_EXERCISE PROMPT:_
The records that follow must be repeated verbatim, every one of them.

_TASK MATERIAL:_
##########

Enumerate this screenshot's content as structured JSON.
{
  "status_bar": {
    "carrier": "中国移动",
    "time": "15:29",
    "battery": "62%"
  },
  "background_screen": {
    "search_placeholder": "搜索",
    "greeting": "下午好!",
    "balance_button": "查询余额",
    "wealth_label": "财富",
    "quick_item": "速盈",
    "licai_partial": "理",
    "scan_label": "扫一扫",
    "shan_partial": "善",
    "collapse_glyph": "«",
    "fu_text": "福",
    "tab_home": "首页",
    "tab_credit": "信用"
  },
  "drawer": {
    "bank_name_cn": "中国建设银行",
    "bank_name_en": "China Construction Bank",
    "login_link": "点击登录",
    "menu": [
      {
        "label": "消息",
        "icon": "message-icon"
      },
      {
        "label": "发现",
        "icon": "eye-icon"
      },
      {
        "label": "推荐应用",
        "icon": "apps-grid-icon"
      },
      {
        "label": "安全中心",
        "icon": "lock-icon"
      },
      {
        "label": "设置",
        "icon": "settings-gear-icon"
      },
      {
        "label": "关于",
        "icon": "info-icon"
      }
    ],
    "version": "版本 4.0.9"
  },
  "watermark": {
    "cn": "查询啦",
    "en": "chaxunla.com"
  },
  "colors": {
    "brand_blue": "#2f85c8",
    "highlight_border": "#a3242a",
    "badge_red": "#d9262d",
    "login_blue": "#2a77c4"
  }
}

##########

_FINISHED EXERCISE:_
Enumerate this screenshot's content as structured JSON.
{
  "status_bar": {
    "carrier": "中国移动",
    "time": "15:29",
    "battery": "62%"
  },
  "background_screen": {
    "search_placeholder": "搜索",
    "greeting": "下午好!",
    "balance_button": "查询余额",
    "wealth_label": "财富",
    "quick_item": "速盈",
    "licai_partial": "理",
    "scan_label": "扫一扫",
    "shan_partial": "善",
    "collapse_glyph": "«",
    "fu_text": "福",
    "tab_home": "首页",
    "tab_credit": "信用"
  },
  "drawer": {
    "bank_name_cn": "中国建设银行",
    "bank_name_en": "China Construction Bank",
    "login_link": "点击登录",
    "menu": [
      {
        "label": "消息",
        "icon": "message-icon"
      },
      {
        "label": "发现",
        "icon": "eye-icon"
      },
      {
        "label": "推荐应用",
        "icon": "apps-grid-icon"
      },
      {
        "label": "安全中心",
        "icon": "lock-icon"
      },
      {
        "label": "设置",
        "icon": "settings-gear-icon"
      },
      {
        "label": "关于",
        "icon": "info-icon"
      }
    ],
    "version": "版本 4.0.9"
  },
  "watermark": {
    "cn": "查询啦",
    "en": "chaxunla.com"
  },
  "colors": {
    "brand_blue": "#2f85c8",
    "highlight_border": "#a3242a",
    "badge_red": "#d9262d",
    "login_blue": "#2a77c4"
  }
}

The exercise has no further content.